▶ RECORDS SHOWN
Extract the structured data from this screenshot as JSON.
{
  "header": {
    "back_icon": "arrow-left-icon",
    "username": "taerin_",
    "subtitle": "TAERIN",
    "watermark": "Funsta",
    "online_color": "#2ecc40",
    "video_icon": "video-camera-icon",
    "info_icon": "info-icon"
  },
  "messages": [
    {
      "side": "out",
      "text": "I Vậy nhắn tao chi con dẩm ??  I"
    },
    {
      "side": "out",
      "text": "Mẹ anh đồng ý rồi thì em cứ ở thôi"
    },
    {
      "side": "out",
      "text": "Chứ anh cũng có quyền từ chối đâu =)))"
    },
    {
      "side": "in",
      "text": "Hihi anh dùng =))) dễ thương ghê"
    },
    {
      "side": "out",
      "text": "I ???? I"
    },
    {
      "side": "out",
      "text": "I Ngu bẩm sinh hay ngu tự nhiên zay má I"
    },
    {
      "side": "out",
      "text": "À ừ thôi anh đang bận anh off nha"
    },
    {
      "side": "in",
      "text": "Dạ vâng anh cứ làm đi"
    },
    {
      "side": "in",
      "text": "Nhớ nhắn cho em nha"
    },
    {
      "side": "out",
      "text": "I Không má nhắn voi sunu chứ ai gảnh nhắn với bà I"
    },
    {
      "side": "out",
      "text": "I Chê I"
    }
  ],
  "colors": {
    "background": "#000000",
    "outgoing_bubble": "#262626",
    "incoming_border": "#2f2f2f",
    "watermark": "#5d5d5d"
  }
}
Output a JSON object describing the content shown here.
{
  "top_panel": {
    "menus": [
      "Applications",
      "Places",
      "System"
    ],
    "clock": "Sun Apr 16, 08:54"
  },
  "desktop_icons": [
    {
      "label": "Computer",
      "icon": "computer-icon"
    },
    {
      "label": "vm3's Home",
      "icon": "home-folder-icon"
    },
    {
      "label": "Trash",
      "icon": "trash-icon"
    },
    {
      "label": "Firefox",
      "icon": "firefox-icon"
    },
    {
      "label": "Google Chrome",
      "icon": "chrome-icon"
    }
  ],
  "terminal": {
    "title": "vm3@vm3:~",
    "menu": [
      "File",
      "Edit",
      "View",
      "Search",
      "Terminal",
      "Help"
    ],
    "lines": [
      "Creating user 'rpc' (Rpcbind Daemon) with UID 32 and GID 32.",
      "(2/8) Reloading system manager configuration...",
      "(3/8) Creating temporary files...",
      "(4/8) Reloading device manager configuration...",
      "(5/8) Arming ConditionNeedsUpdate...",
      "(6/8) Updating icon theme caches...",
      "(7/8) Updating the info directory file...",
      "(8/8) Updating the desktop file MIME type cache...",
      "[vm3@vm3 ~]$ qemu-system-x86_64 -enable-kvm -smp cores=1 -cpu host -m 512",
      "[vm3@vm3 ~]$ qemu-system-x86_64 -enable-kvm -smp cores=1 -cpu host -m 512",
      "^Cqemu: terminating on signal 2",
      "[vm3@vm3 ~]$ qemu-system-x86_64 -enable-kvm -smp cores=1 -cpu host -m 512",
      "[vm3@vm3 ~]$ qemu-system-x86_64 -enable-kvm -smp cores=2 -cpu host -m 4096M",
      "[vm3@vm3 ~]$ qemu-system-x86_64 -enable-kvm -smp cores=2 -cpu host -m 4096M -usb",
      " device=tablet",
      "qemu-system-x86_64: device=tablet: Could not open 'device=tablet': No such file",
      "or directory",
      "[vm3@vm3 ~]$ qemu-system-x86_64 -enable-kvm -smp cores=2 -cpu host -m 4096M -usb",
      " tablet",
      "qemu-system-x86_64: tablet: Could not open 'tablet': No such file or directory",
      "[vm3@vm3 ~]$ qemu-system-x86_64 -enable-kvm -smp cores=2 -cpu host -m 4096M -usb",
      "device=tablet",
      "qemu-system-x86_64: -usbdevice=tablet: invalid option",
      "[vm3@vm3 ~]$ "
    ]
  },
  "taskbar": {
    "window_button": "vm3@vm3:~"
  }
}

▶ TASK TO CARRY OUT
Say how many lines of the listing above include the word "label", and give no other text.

▶ TASK SOLUTION
5